** Interface dataset entries **
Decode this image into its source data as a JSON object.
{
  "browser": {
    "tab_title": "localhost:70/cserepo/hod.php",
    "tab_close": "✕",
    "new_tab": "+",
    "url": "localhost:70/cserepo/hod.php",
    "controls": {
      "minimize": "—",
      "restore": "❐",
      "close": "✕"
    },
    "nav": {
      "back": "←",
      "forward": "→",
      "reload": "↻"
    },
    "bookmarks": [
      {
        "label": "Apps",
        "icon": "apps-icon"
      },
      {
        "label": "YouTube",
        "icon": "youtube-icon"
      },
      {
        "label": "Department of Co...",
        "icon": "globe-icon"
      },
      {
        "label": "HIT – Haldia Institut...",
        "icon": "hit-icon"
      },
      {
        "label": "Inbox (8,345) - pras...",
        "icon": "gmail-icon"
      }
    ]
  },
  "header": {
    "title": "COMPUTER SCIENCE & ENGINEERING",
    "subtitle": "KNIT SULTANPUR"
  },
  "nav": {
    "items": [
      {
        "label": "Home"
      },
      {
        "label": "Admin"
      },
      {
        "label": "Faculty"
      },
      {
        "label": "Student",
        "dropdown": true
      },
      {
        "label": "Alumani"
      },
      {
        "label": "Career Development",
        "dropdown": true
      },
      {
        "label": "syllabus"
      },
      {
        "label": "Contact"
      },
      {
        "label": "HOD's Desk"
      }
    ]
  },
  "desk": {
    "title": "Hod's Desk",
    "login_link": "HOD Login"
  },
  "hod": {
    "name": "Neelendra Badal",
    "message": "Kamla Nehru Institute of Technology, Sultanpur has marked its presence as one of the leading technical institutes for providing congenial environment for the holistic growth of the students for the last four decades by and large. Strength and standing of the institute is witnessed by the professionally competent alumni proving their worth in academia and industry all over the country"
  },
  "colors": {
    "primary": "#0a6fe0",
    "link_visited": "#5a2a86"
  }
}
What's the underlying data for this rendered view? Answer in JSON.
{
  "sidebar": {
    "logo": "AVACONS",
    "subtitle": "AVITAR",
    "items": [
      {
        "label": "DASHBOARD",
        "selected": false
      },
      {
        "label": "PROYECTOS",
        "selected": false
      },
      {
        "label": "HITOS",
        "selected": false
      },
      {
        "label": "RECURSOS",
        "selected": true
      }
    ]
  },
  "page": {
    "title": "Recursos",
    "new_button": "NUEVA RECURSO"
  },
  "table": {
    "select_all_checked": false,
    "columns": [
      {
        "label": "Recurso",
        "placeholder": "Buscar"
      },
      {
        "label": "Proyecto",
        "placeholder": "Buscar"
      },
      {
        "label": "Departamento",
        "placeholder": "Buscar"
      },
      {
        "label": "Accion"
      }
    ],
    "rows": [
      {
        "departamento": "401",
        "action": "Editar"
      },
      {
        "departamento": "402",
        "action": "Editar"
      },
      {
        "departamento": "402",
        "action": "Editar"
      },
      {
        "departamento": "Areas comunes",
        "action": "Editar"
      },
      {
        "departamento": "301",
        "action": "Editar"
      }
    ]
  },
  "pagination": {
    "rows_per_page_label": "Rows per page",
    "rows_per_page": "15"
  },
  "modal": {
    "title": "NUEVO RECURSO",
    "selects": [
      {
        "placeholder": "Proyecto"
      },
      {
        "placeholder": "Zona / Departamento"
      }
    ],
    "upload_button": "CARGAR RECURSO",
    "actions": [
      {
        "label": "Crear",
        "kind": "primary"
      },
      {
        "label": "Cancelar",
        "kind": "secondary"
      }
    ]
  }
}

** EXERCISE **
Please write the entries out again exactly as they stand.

** TASK SOLUTION **
Decode this image into its source data as a JSON object.
{
  "browser": {
    "tab_title": "localhost:70/cserepo/hod.php",
    "tab_close": "✕",
    "new_tab": "+",
    "url": "localhost:70/cserepo/hod.php",
    "controls": {
      "minimize": "—",
      "restore": "❐",
      "close": "✕"
    },
    "nav": {
      "back": "←",
      "forward": "→",
      "reload": "↻"
    },
    "bookmarks": [
      {
        "label": "Apps",
        "icon": "apps-icon"
      },
      {
        "label": "YouTube",
        "icon": "youtube-icon"
      },
      {
        "label": "Department of Co...",
        "icon": "globe-icon"
      },
      {
        "label": "HIT – Haldia Institut...",
        "icon": "hit-icon"
      },
      {
        "label": "Inbox (8,345) - pras...",
        "icon": "gmail-icon"
      }
    ]
  },
  "header": {
    "title": "COMPUTER SCIENCE & ENGINEERING",
    "subtitle": "KNIT SULTANPUR"
  },
  "nav": {
    "items": [
      {
        "label": "Home"
      },
      {
        "label": "Admin"
      },
      {
        "label": "Faculty"
      },
      {
        "label": "Student",
        "dropdown": true
      },
      {
        "label": "Alumani"
      },
      {
        "label": "Career Development",
        "dropdown": true
      },
      {
        "label": "syllabus"
      },
      {
        "label": "Contact"
      },
      {
        "label": "HOD's Desk"
      }
    ]
  },
  "desk": {
    "title": "Hod's Desk",
    "login_link": "HOD Login"
  },
  "hod": {
    "name": "Neelendra Badal",
    "message": "Kamla Nehru Institute of Technology, Sultanpur has marked its presence as one of the leading technical institutes for providing congenial environment for the holistic growth of the students for the last four decades by and large. Strength and standing of the institute is witnessed by the professionally competent alumni proving their worth in academia and industry all over the country"
  },
  "colors": {
    "primary": "#0a6fe0",
    "link_visited": "#5a2a86"
  }
}
What's the underlying data for this rendered view? Answer in JSON.
{
  "sidebar": {
    "logo": "AVACONS",
    "subtitle": "AVITAR",
    "items": [
      {
        "label": "DASHBOARD",
        "selected": false
      },
      {
        "label": "PROYECTOS",
        "selected": false
      },
      {
        "label": "HITOS",
        "selected": false
      },
      {
        "label": "RECURSOS",
        "selected": true
      }
    ]
  },
  "page": {
    "title": "Recursos",
    "new_button": "NUEVA RECURSO"
  },
  "table": {
    "select_all_checked": false,
    "columns": [
      {
        "label": "Recurso",
        "placeholder": "Buscar"
      },
      {
        "label": "Proyecto",
        "placeholder": "Buscar"
      },
      {
        "label": "Departamento",
        "placeholder": "Buscar"
      },
      {
        "label": "Accion"
      }
    ],
    "rows": [
      {
        "departamento": "401",
        "action": "Editar"
      },
      {
        "departamento": "402",
        "action": "Editar"
      },
      {
        "departamento": "402",
        "action": "Editar"
      },
      {
        "departamento": "Areas comunes",
        "action": "Editar"
      },
      {
        "departamento": "301",
        "action": "Editar"
      }
    ]
  },
  "pagination": {
    "rows_per_page_label": "Rows per page",
    "rows_per_page": "15"
  },
  "modal": {
    "title": "NUEVO RECURSO",
    "selects": [
      {
        "placeholder": "Proyecto"
      },
      {
        "placeholder": "Zona / Departamento"
      }
    ],
    "upload_button": "CARGAR RECURSO",
    "actions": [
      {
        "label": "Crear",
        "kind": "primary"
      },
      {
        "label": "Cancelar",
        "kind": "secondary"
      }
    ]
  }
}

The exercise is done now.